Question: Can I Borrow More Than 3.5 Times My Salary?

There are two important rules you need to know.

The Loan to Income (LTI) ratio means that banks can only lend you up to 3.5 times your gross salary – that’s your annual income before tax.

Your mortgage still needs to be within 3.5 times of your income/combined income.

How many times my salary can I borrow for a mortgage?

Every lender works within the parameters of its own guidelines, therefore, some can be more generous than others. Most mortgage lenders use an income multiple of 4-4.5 times your salary, some offer a 5 times salary mortgage and a few will use 6 times salary, under the right circumstances.

Can you borrow 4.5 times your salary?

Can I get a mortgage based on 4 or 4.5 times my salary? This level of borrowing is standard for many mortgage lenders, while some providers cap their lending at 3-4 times your income, most will stretch to 4.5 times under the right circumstances.

Can I borrow more if I have a bigger deposit?

Having a big deposit doesn’t necessarily mean the lender will lend more, but your monthly payments should be lower because you’ll have a smaller loan to pay off.

Do banks lend 4 times your salary?

Even though income hasn’t been the key lending criteria for banks and building societies for more than five years. Mortgage lenders used to calculate how much they would lend by a simple rule-of-thumb multiplication of an applicant’s income: 4 or 4.5 times salary was the limit.
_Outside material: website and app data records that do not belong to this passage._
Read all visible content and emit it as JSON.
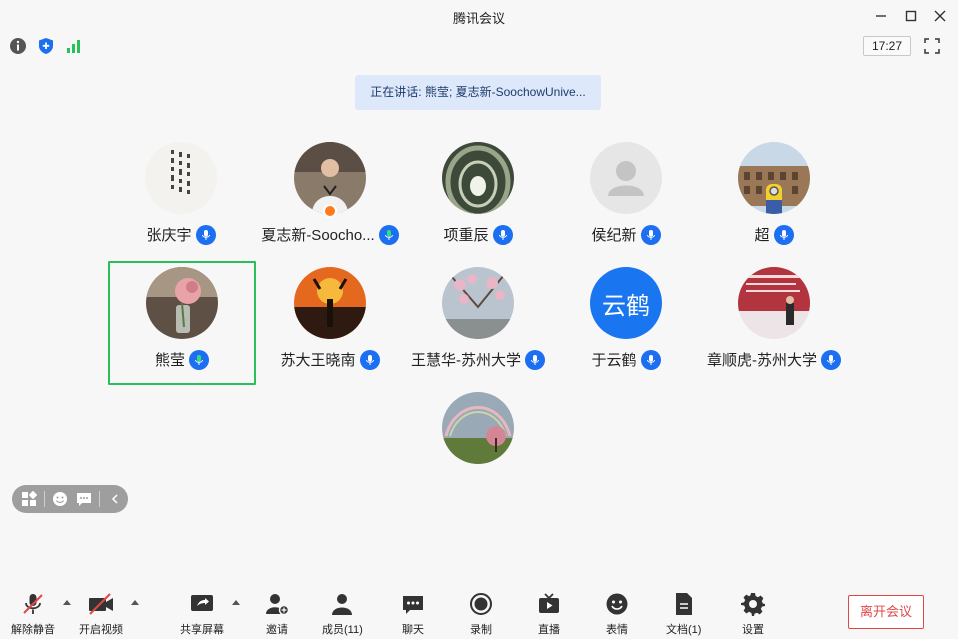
{
  "window": {
    "title": "腾讯会议"
  },
  "infobar": {
    "time": "17:27"
  },
  "speaking_banner": "正在讲话: 熊莹; 夏志新-SoochowUnive...",
  "participants": [
    {
      "name": "张庆宇",
      "mic": "on"
    },
    {
      "name": "夏志新-Soocho...",
      "mic": "active",
      "host": true
    },
    {
      "name": "项重辰",
      "mic": "on"
    },
    {
      "name": "侯纪新",
      "mic": "on"
    },
    {
      "name": "超",
      "mic": "on"
    },
    {
      "name": "熊莹",
      "mic": "active",
      "selected": true
    },
    {
      "name": "苏大王晓南",
      "mic": "on"
    },
    {
      "name": "王慧华-苏州大学",
      "mic": "on"
    },
    {
      "name": "于云鹤",
      "mic": "on",
      "avatar_text": "云鹤"
    },
    {
      "name": "章顺虎-苏州大学",
      "mic": "on"
    },
    {
      "name": "",
      "mic": "none"
    }
  ],
  "toolbar": {
    "unmute": "解除静音",
    "start_video": "开启视频",
    "share_screen": "共享屏幕",
    "invite": "邀请",
    "members": "成员(11)",
    "chat": "聊天",
    "record": "录制",
    "live": "直播",
    "reactions": "表情",
    "docs": "文档(1)",
    "settings": "设置",
    "leave": "离开会议"
  },
  "colors": {
    "accent": "#1c6ff0",
    "active_border": "#2bbf5c",
    "leave": "#e04848"
  }
}
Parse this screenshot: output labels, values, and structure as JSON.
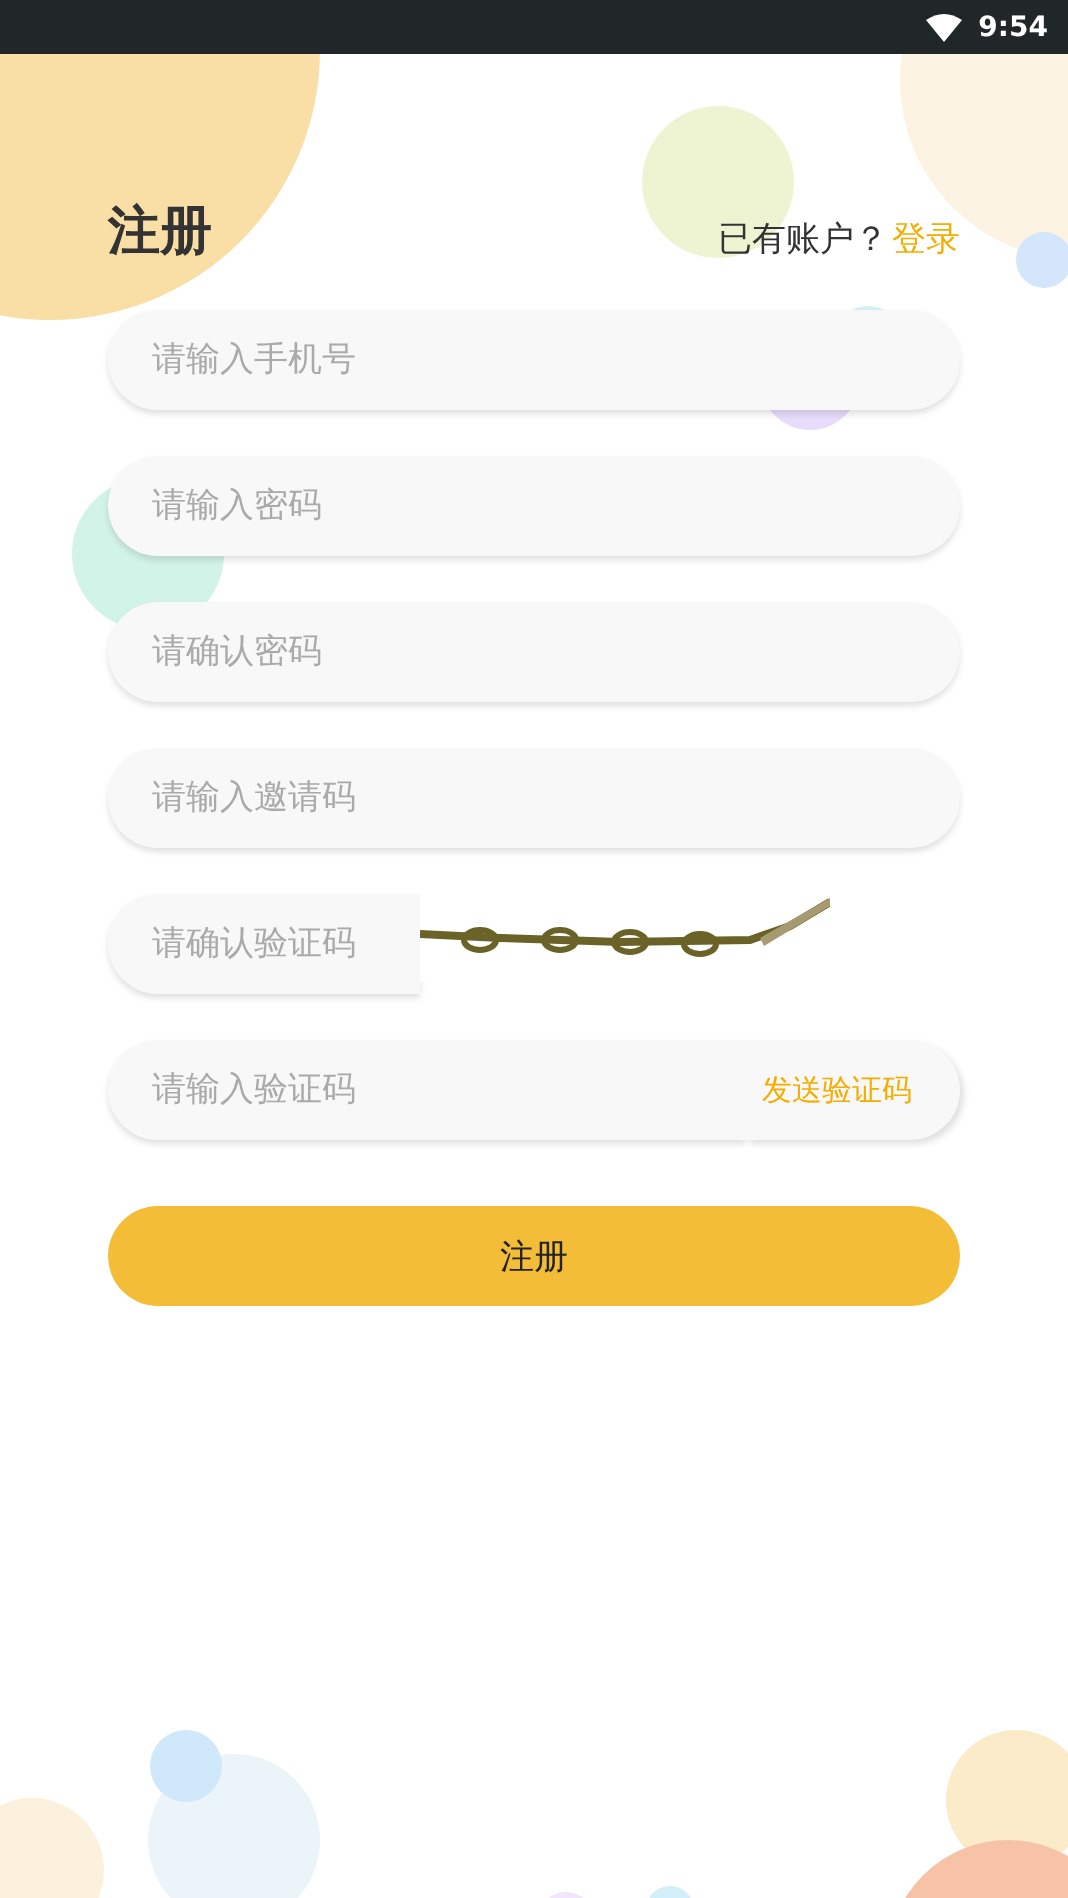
{
  "status_bar": {
    "time": "9:54"
  },
  "header": {
    "title": "注册",
    "prompt": "已有账户？",
    "login_link": "登录"
  },
  "fields": [
    {
      "kind": "text",
      "placeholder": "请输入手机号"
    },
    {
      "kind": "password",
      "placeholder": "请输入密码"
    },
    {
      "kind": "password",
      "placeholder": "请确认密码"
    },
    {
      "kind": "text",
      "placeholder": "请输入邀请码"
    },
    {
      "kind": "captcha",
      "placeholder": "请确认验证码"
    },
    {
      "kind": "sms",
      "placeholder": "请输入验证码",
      "action": "发送验证码"
    }
  ],
  "submit": "注册"
}
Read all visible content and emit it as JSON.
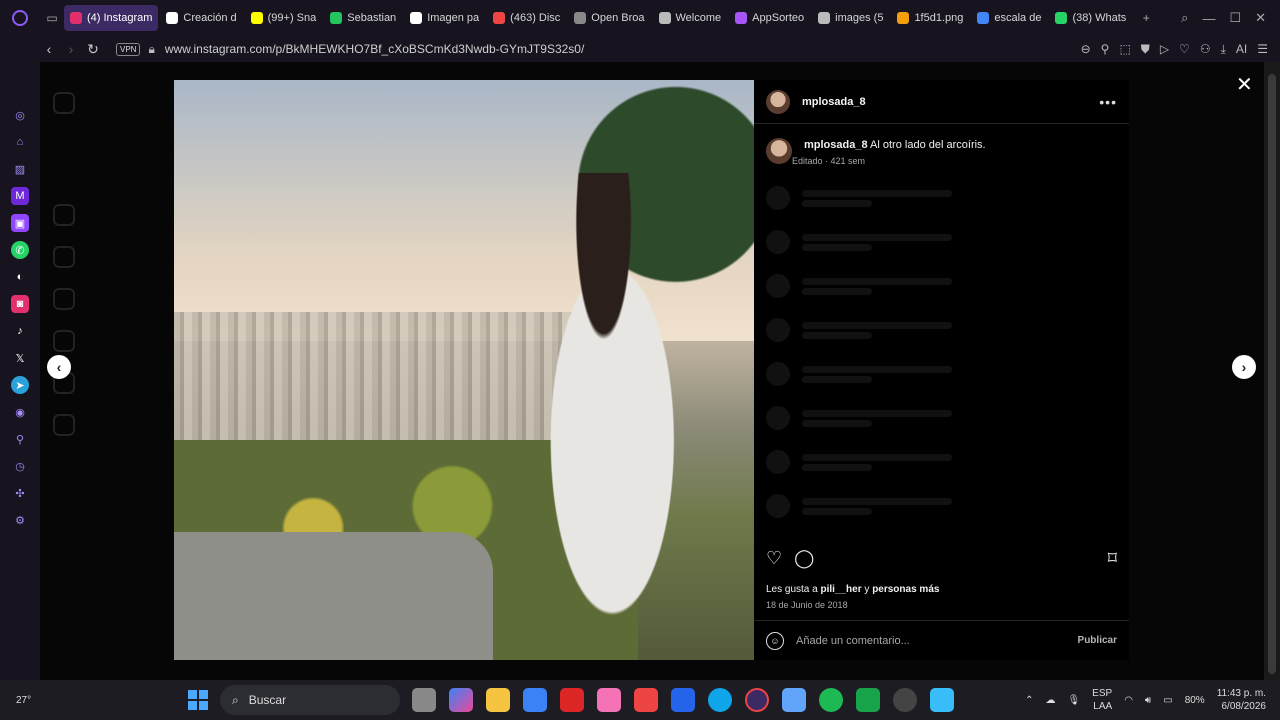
{
  "browser": {
    "tabs": [
      {
        "label": "(4) Instagram",
        "active": true,
        "color": "#e1306c"
      },
      {
        "label": "Creación d",
        "color": "#ffffff"
      },
      {
        "label": "(99+) Sna",
        "color": "#fffc00"
      },
      {
        "label": "Sebastian",
        "color": "#22c55e"
      },
      {
        "label": "Imagen pa",
        "color": "#ffffff"
      },
      {
        "label": "(463) Disc",
        "color": "#ef4444"
      },
      {
        "label": "Open Broa",
        "color": "#888888"
      },
      {
        "label": "Welcome",
        "color": "#bbbbbb"
      },
      {
        "label": "AppSorteo",
        "color": "#a855f7"
      },
      {
        "label": "images (5",
        "color": "#bbbbbb"
      },
      {
        "label": "1f5d1.png",
        "color": "#f59e0b"
      },
      {
        "label": "escala de",
        "color": "#4285f4"
      },
      {
        "label": "(38) Whats",
        "color": "#25d366"
      }
    ],
    "new_tab": "+",
    "vpn": "VPN",
    "url": "www.instagram.com/p/BkMHEWKHO7Bf_cXoBSCmKd3Nwdb-GYmJT9S32s0/",
    "ai_label": "AI"
  },
  "post": {
    "username": "mplosada_8",
    "caption": "Al otro lado del arcoíris.",
    "meta": "Editado · 421 sem",
    "likes_prefix": "Les gusta a ",
    "likes_user": "pili__her",
    "likes_suffix": " y ",
    "likes_more": "personas más",
    "date": "18 de Junio de 2018",
    "comment_placeholder": "Añade un comentario...",
    "publish": "Publicar"
  },
  "taskbar": {
    "weather": "27°",
    "search": "Buscar",
    "lang1": "ESP",
    "lang2": "LAA",
    "battery": "80%",
    "time": "11:43 p. m.",
    "date": "6/08/2026"
  }
}
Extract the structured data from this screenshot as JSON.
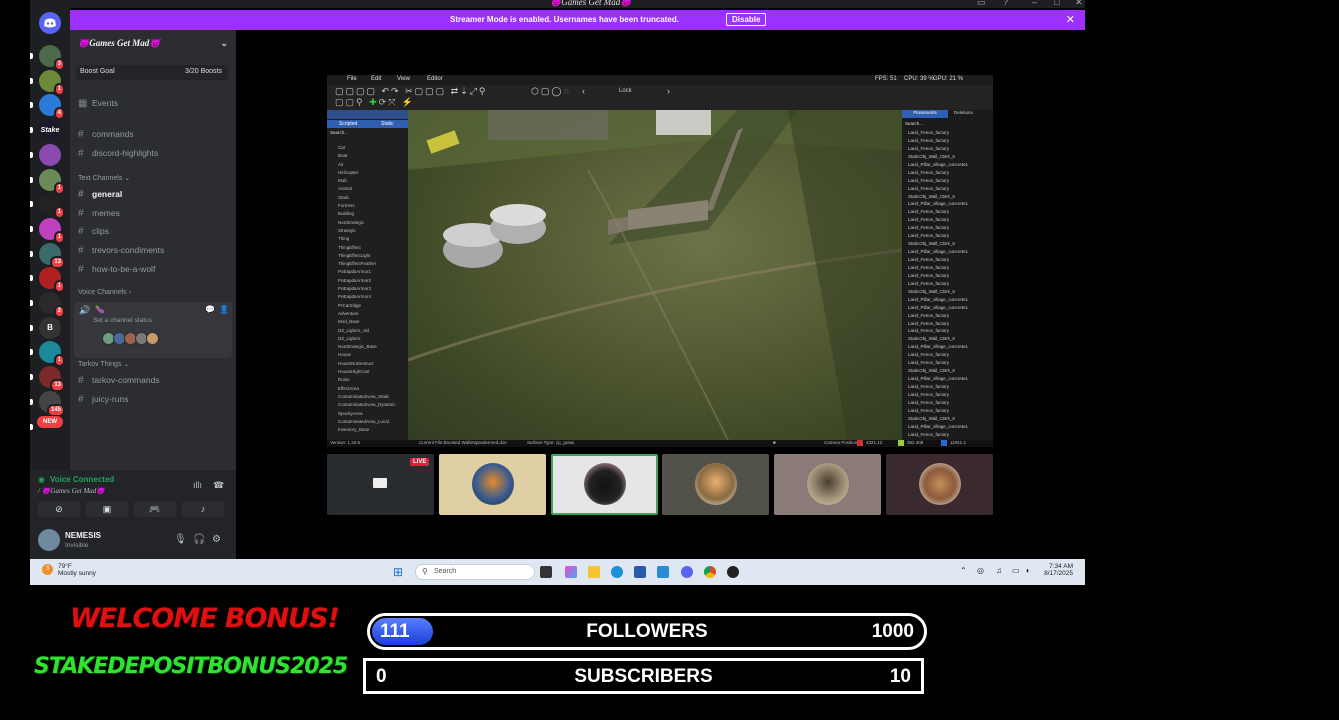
{
  "window": {
    "title": "😈Games Get Mad😈"
  },
  "banner": {
    "message": "Streamer Mode is enabled. Usernames have been truncated.",
    "button": "Disable"
  },
  "server_rail": [
    {
      "label": "",
      "badge": "3"
    },
    {
      "label": "",
      "badge": "1"
    },
    {
      "label": "",
      "badge": "4"
    },
    {
      "label": "Stake",
      "badge": ""
    },
    {
      "label": "",
      "badge": ""
    },
    {
      "label": "",
      "badge": "1"
    },
    {
      "label": "",
      "badge": "1"
    },
    {
      "label": "",
      "badge": "1"
    },
    {
      "label": "",
      "badge": "13"
    },
    {
      "label": "",
      "badge": "1"
    },
    {
      "label": "",
      "badge": "2"
    },
    {
      "label": "B",
      "badge": ""
    },
    {
      "label": "",
      "badge": "1"
    },
    {
      "label": "",
      "badge": "13"
    },
    {
      "label": "",
      "badge": "145"
    },
    {
      "label": "NEW",
      "badge": ""
    }
  ],
  "sidebar": {
    "server_name": "😈Games Get Mad😈",
    "boost_goal": "Boost Goal",
    "boosts": "3/20 Boosts",
    "events": "Events",
    "top_channels": [
      "commands",
      "discord-highlights"
    ],
    "text_category": "Text Channels",
    "text_channels": [
      "general",
      "memes",
      "clips",
      "trevors-condiments",
      "how-to-be-a-wolf"
    ],
    "voice_category": "Voice Channels",
    "voice_status": "Set a channel status",
    "tarkov_category": "Tarkov Things",
    "tarkov_channels": [
      "tarkov-commands",
      "juicy-runs"
    ]
  },
  "voice_panel": {
    "status": "Voice Connected",
    "location": "/ 😈Games Get Mad😈"
  },
  "user_panel": {
    "name": "NEMESIS",
    "status": "Invisible"
  },
  "editor": {
    "menu": [
      "File",
      "Edit",
      "View",
      "Editor"
    ],
    "lock_label": "Lock",
    "fps": "FPS: 51",
    "cpu": "CPU: 39 %",
    "gpu": "GPU: 21 %",
    "left_search": "Search...",
    "left_tabs": [
      "Scripted",
      "Static"
    ],
    "left_items": [
      "Car",
      "Boat",
      "Air",
      "Helicopter",
      "Mob",
      "Animal",
      "Static",
      "Fortress",
      "Building",
      "NonStrategic",
      "Strategic",
      "Thing",
      "ThingEffect",
      "ThingEffectLight",
      "ThingEffectFeather",
      "PoEapdsArmor1",
      "PoEapdsArmor2",
      "PoEapdsArmor3",
      "PoEapdsArmor4",
      "PrCartridge",
      "Adventure",
      "Mod_Base",
      "DZ_LightAI_old",
      "DZ_LightAI",
      "NonStrategic_Base",
      "House",
      "HouseNoDestruct",
      "HouseHighCost",
      "Ruins",
      "EffectArea",
      "ContaminatedArea_Static",
      "ContaminatedArea_Dynamic",
      "SpookyArea",
      "ContaminatedArea_Local",
      "Inventory_Base"
    ],
    "right_tabs": [
      "Placements",
      "Deletions"
    ],
    "right_search": "Search...",
    "right_items": [
      "Land_Fence_factory",
      "Land_Fence_factory",
      "Land_Fence_factory",
      "StaticObj_Wall_CBrk_5",
      "Land_Pillar_village_concrete1",
      "Land_Fence_factory",
      "Land_Fence_factory",
      "Land_Fence_factory",
      "StaticObj_Wall_CBrk_5",
      "Land_Pillar_village_concrete1",
      "Land_Fence_factory",
      "Land_Fence_factory",
      "Land_Fence_factory",
      "Land_Fence_factory",
      "StaticObj_Wall_CBrk_5",
      "Land_Pillar_village_concrete1",
      "Land_Fence_factory",
      "Land_Fence_factory",
      "Land_Fence_factory",
      "Land_Fence_factory",
      "StaticObj_Wall_CBrk_5",
      "Land_Pillar_village_concrete1",
      "Land_Pillar_village_concrete1",
      "Land_Fence_factory",
      "Land_Fence_factory",
      "Land_Fence_factory",
      "StaticObj_Wall_CBrk_5",
      "Land_Pillar_village_concrete1",
      "Land_Fence_factory",
      "Land_Fence_factory",
      "StaticObj_Wall_CBrk_5",
      "Land_Pillar_village_concrete1",
      "Land_Fence_factory",
      "Land_Fence_factory",
      "Land_Fence_factory",
      "Land_Fence_factory",
      "StaticObj_Wall_CBrk_5",
      "Land_Pillar_village_concrete1",
      "Land_Fence_factory",
      "Land_Fence_factory",
      "Land_Fence_factory"
    ],
    "status_version": "Version: 1.34.6",
    "status_file": "Current File:Boosted WallsNpasdermed.dze",
    "status_surface": "Surface Type: cp_grass",
    "camera_label": "Camera Position:",
    "pos_x": "4321.12",
    "pos_y": "392.408",
    "pos_z": "11051.2"
  },
  "webcams": {
    "live_badge": "LIVE"
  },
  "taskbar": {
    "temp": "79°F",
    "weather": "Mostly sunny",
    "weather_badge": "3",
    "search_placeholder": "Search",
    "time": "7:34 AM",
    "date": "8/17/2025"
  },
  "overlay": {
    "welcome": "WELCOME BONUS!",
    "promo_code": "STAKEDEPOSITBONUS2025",
    "followers": {
      "current": "111",
      "label": "FOLLOWERS",
      "goal": "1000",
      "progress": 0.111
    },
    "subscribers": {
      "current": "0",
      "label": "SUBSCRIBERS",
      "goal": "10",
      "progress": 0
    }
  },
  "colors": {
    "streamer_banner": "#9b30ff",
    "discord_bg": "#2b2d31",
    "voice_connected": "#23a55a",
    "welcome_text": "#e01010",
    "promo_text": "#2fe42f",
    "followers_fill": "#1b3ed8"
  }
}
Can I get a mortgage 5 times my salary?

Even though income hasn’t been the key lending criteria for banks and building societies for more than five years. Mortgage lenders used to calculate how much they would lend by a simple rule-of-thumb multiplication of an applicant’s income: 4 or 4.5 times salary was the limit.

Can I buy a house if I make 20000 a year?

Research Maniacs checked with different financial institutions and found that most mortgage lenders do not allow more than 36 percent of a gross income of $20,000 to cover the total cost of debt payment(s), insurance, and property tax.